Voices on the Wind Voices on Waiting
Waiting To Land by Ken Boe “dancing disintegrates. like a garden. lots of roses come, and in the evening they’re gone.” George Balantine. Off we go to the land of Allegro, a dreamer in pursuit of an ancient madness of the road. Off we go, we say, as though on the ledge of our nest pushing ourselves into an unplannable freedom. What happens mid-air is vaguely important but mostly pounding the road is remembered. Forgetting that the sky is pounded hundreds of miles in just a few short beats of breath. In and out of the turn styles, the revolving doors, the merry-go-rounds, the pin wheels, we whisper. If we’re dying and practicing for sculpture, we bow, if being born and mourning the womb, we’re head first. The road we travel inside a stage is forever, a road movie, turning and twisting in costumes all the way. We dress up for business, so what do we look like? These clowns are laughing and talking loudly. In the next scene we’re hidden in the back of a kitchen, our dirty aprons a fortress against idealism. Later in the summer we hike some mountains. We fall in love, then move back to another crawling city.

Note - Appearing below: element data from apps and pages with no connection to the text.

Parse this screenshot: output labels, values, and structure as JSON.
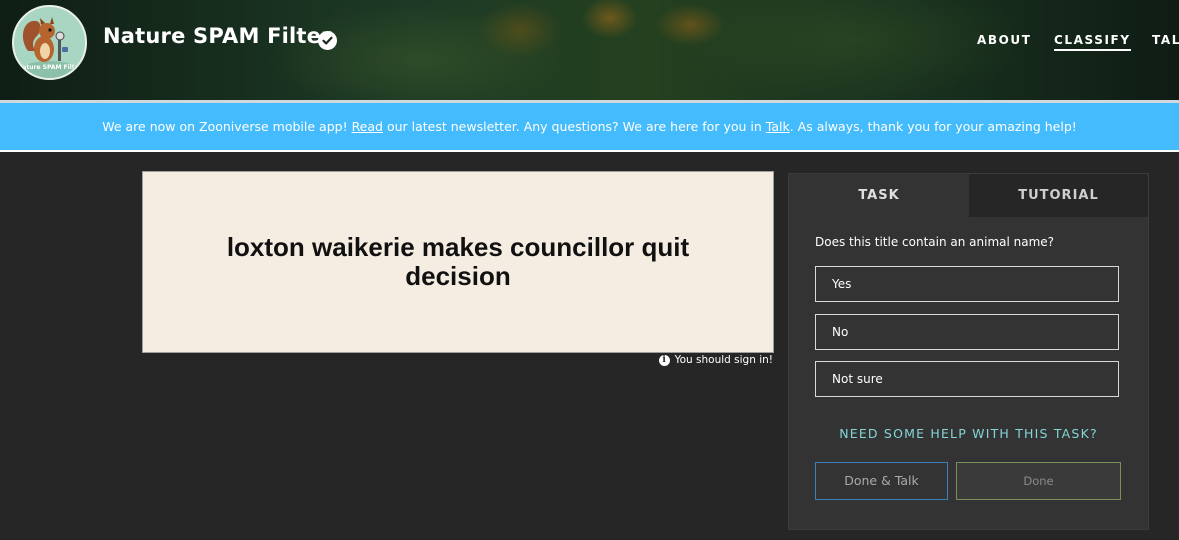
{
  "header": {
    "title": "Nature SPAM Filter",
    "nav": [
      "ABOUT",
      "CLASSIFY",
      "TAL"
    ],
    "active_nav": "CLASSIFY",
    "logo_text": "Nature SPAM Filter"
  },
  "banner": {
    "text_1": "We are now on Zooniverse mobile app! ",
    "link_1": "Read",
    "text_2": " our latest newsletter. Any questions? We are here for you in ",
    "link_2": "Talk",
    "text_3": ". As always, thank you for your amazing help!",
    "background": "#43bbfd"
  },
  "subject": {
    "text": "loxton waikerie makes councillor quit decision",
    "signin_note": "You should sign in!"
  },
  "panel": {
    "tabs": [
      "TASK",
      "TUTORIAL"
    ],
    "active_tab": "TASK",
    "question": "Does this title contain an animal name?",
    "answers": [
      "Yes",
      "No",
      "Not sure"
    ],
    "help_link": "NEED SOME HELP WITH THIS TASK?",
    "done_talk_label": "Done & Talk",
    "done_label": "Done"
  },
  "colors": {
    "background": "#262626",
    "panel": "#333333",
    "help_text": "#83d5d8",
    "done_talk_border": "#3d80b8",
    "done_border": "#7c8f5a"
  }
}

In the last scene we do a medley of our transactions before a statue with a beard, who wasn’t here last year. The land of Allegro pauses, roses come up wild, and children eagerly jump from rooftops into gardens.